(5) Section 902 is not too vague; it lays down the general principle governing the remedy afforded, leaving its applications to be determined by facts as they appear in particular instances. P. 301 U. S. 353.
5. Section 907(a) of Title VII of the Revenue Act of 1936 provides that, in the administrative proceedings above mentioned, the fact that the average margin per unit of commodity processed was lower during the tax period than the average margin during the period before and after it shall be prima facie evidence that the burden of the processing tax was borne by the claimant taxpayer, and that, if the average margin during the tax period was not lower, it shall be prima facie evidence that none of the burden of such amount was borne by the claimant, but that it was shifted to others. "Tax period" and "period before and after the tax" are defined. Section 907(e) provides that either the claimant or the Commissioner may rebut the presumptions "by proof of the actual extent to which the claimant shifted to others the burdens of the processing tax." Held that the words "actual extent" are used in contradistinction to the presumed extent, according to the prima facie presumption to which the proof in rebuttal is addressed, and that complete opportunity is afforded the claimant to present any evidence which may be pertinent to the questions to be determined by the Board of Review and which may be appropriate to overcome any presumption which might be indulged either under § 907(a) or otherwise. P. 301 U. S. 354.
6. Section 906(b) of the Act of 1936, Title VII, supra, provides that the hearing before the Board is to be conducted by a presiding officer who is either a member of the Board or an officer or employee of the Treasury Department designated by the Secretary of the Treasury, and § 906(e) that the presiding officer is to recommend to the Board, or a division, findings of fact and a decision; but the Board, or a division of it, is required to consider the evidence and make the findings and administrative decision, and the whole scheme of the administrative proceeding presupposes hearing and determination in accordance with the demands of due process. P. 301 U. S. 356.
87 F.2d 773 affirmed.
Certiorari, 300 U.S. 649, to review the affirmance of a judgment of the District Court dismissing, on demurrer to the complaint, an action against the Collector

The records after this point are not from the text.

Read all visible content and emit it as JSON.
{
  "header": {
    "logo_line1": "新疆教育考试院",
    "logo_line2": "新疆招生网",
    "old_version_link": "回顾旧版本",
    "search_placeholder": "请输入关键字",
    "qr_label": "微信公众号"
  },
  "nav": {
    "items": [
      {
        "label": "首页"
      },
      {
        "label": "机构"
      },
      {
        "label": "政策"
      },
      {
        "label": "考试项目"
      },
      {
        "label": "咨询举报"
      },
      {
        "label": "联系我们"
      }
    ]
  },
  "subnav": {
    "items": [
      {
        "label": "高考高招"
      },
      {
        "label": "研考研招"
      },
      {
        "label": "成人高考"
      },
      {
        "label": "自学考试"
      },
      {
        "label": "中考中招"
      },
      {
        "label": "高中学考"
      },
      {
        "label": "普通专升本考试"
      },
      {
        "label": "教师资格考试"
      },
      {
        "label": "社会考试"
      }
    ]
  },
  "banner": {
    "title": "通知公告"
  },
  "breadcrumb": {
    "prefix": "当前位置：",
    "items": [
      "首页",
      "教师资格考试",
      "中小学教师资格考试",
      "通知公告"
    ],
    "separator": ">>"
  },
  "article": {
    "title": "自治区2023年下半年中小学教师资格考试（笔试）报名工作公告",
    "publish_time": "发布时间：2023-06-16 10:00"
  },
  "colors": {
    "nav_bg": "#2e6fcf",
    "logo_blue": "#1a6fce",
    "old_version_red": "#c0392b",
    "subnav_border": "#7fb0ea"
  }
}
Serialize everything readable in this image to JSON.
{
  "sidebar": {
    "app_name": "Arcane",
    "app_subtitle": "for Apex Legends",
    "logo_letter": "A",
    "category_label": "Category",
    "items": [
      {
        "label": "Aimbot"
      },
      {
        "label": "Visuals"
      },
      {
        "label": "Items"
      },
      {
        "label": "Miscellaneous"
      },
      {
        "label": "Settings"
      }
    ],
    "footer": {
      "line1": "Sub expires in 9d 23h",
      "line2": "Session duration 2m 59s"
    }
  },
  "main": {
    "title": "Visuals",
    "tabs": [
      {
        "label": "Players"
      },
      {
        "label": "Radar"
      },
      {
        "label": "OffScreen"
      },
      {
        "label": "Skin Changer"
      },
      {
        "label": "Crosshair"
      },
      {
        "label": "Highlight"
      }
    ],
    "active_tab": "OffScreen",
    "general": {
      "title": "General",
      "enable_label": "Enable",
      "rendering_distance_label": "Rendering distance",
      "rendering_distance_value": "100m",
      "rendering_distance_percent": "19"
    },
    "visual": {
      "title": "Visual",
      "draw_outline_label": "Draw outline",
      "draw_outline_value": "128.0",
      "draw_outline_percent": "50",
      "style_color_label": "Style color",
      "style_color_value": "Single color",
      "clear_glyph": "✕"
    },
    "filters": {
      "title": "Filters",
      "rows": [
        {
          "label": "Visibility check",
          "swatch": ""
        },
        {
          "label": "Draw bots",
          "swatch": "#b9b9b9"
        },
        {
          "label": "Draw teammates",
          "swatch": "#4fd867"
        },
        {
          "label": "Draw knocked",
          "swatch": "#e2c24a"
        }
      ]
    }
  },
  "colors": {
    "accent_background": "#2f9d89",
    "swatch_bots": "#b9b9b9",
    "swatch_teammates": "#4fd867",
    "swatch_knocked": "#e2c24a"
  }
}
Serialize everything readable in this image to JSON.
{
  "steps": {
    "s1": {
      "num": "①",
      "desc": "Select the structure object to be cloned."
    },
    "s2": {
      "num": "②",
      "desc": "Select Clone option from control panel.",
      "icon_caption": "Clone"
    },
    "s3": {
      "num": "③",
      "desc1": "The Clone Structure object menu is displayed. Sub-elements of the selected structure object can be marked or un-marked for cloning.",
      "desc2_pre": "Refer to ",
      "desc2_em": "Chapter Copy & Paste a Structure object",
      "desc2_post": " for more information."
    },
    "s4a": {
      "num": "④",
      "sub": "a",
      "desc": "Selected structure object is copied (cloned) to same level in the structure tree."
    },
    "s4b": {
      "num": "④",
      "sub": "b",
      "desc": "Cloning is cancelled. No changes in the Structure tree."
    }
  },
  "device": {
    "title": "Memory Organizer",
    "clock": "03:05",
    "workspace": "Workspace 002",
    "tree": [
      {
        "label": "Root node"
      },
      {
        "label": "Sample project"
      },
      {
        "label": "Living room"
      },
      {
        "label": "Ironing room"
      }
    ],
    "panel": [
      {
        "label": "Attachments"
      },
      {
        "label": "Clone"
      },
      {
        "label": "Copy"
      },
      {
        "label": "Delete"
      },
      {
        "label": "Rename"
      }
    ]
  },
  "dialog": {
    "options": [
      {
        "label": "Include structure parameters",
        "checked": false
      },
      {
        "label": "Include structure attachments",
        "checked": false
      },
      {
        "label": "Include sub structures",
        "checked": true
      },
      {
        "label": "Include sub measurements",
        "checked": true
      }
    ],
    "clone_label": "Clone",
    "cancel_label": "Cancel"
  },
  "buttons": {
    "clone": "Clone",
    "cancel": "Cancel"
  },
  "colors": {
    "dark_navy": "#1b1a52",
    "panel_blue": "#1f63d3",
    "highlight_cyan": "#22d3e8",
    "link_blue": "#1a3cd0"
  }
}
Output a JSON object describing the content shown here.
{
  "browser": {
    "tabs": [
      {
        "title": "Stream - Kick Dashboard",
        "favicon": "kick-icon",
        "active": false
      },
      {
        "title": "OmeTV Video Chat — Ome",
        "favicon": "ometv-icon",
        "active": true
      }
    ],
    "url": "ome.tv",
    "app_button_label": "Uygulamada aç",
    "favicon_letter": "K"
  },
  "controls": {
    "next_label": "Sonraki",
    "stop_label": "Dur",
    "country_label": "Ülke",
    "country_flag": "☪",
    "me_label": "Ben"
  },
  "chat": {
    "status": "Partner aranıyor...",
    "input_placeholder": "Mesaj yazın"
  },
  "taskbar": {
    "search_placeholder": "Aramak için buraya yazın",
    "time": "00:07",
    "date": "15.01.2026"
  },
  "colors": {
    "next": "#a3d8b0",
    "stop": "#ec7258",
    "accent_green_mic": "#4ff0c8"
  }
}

to recover amounts paid as cotton "processing" taxes and as cotton "floor stock" taxes under the Agricultural Adjustment Act of 1933, which was held unconstitutional by this Court in United States v. Butler, 297 U. S. 1.